Community Philanthropy: Derrick Boazman (above) was elected to Atlanta City Council in 1997 and left his seat in 2004. He is now president of Facilitation Strategies Inc. which specializes in strategic planning and group facilitation. The Atlanta native and Morris Brown College graduate was an outspoken advocate for the rights of minorities as a city councilman and has appeared on CNN, Court TV, Nightline TV and other national syndicated radio shows.
Legal Rights Champion: Mawuli Mel Davis, Esq., is co-founder and partner at the Davis Bozeman Law Firm, leading the firm’s Civil Rights and Criminal Defense Trial section. He is considered an “activist attorney” and was named Humanitarian of the Year by the Atlanta Chapter of the NAACP and Kappa Alpha Sigma Chapter of Phi Beta Sigma Fraternity. He has also been dubbed “the liberation lawyer” from representing civil rights activists engaged in protest. Mr. Davis was presented the Southern Center for Human Rights “Luminary Award” this year for his work in holding police accountable.
Criminal Justice Reform Champion: Governor Nathan Deal’s public service life has spanned more than four decades in Congress and as governor. He has made criminal justice reform a priority in Georgia taking steps to reduce the prison population, ease reentry and combat recidivism. Notably he has implemented a “ban the box” measure that prohibits state employers from asking about criminal history on job applications.

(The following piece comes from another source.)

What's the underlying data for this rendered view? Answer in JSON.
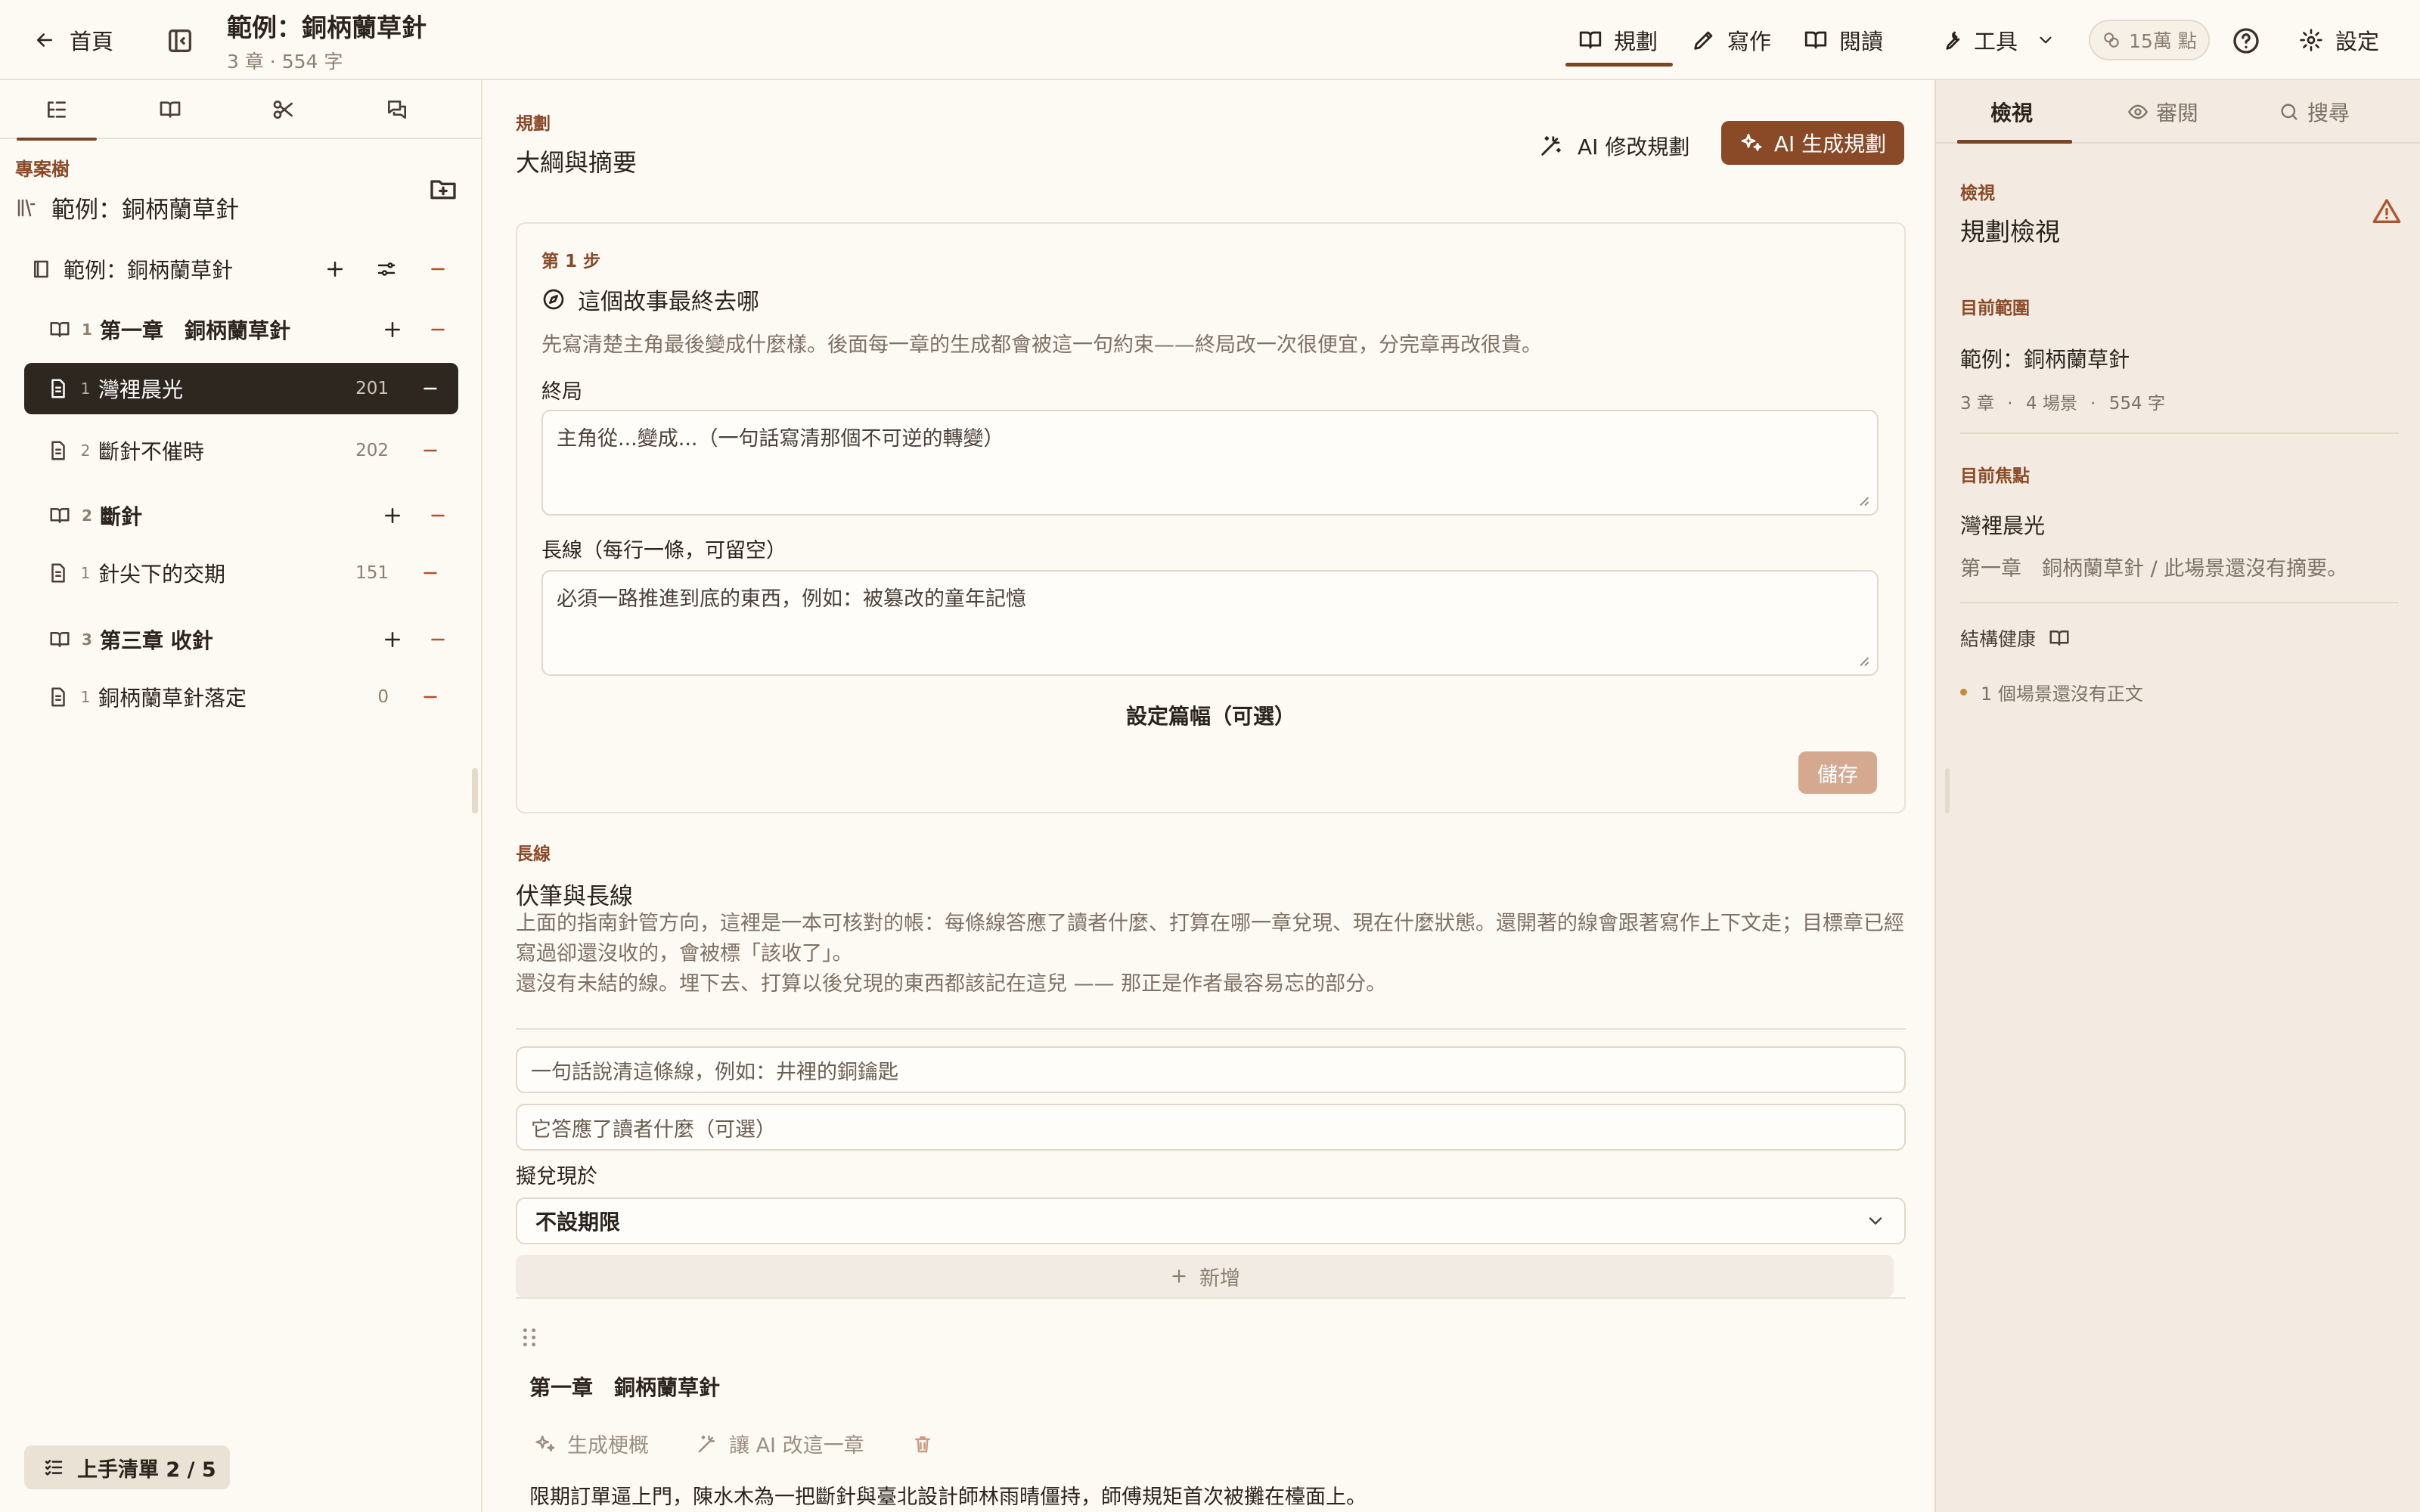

Legislative Justice Advocate Champion: Hank Johnson now in his fifth term in the U.S. House of Representatives for the Fourth Congressional District of Georgia is a member of the House Armed Services Committee. Rep. Johnson filed the Police Accountability Act and Grand Jury Reform in 2014 in the wake of police shooting deaths of unarmed men across the country. Prior to taking his seat in Congress in 2006, he practiced criminal defense law for 27 years, spending 12 years as a magistrate judge and five as a county commissioner.
Urban League Guild: Herman Andrews is the Development Associate at 24/7 Gateway LLC. Responsible for building relationships with business, civic and government leaders to end homelessness in Atlanta. Retired from the U.S. Army after 21 years of service, Mr. Andrews is the first male ever to be elected president of the UrbanLeague of Greater Atlanta Guild in its 65 year history. He is an executive committee member of the National Council of Urban League Guilds and chairs its virtual town hall meetings addressing police reform.
Urban League Young Professionals: Tereance Puryear is in his second year as president of the Urban League of Greater Atlanta Young Professionals. A supply chain professional and Atlanta native, at the Urban League Mr. Puryear works with a dynamic group of 21 to 40 year old professional leaders driving the mission of empowering communities and changing lives. He is a Scout leader with Boy Scout Troup 100 at Best Academy and member of the 100 Black Men of Atlanta Emerging 100.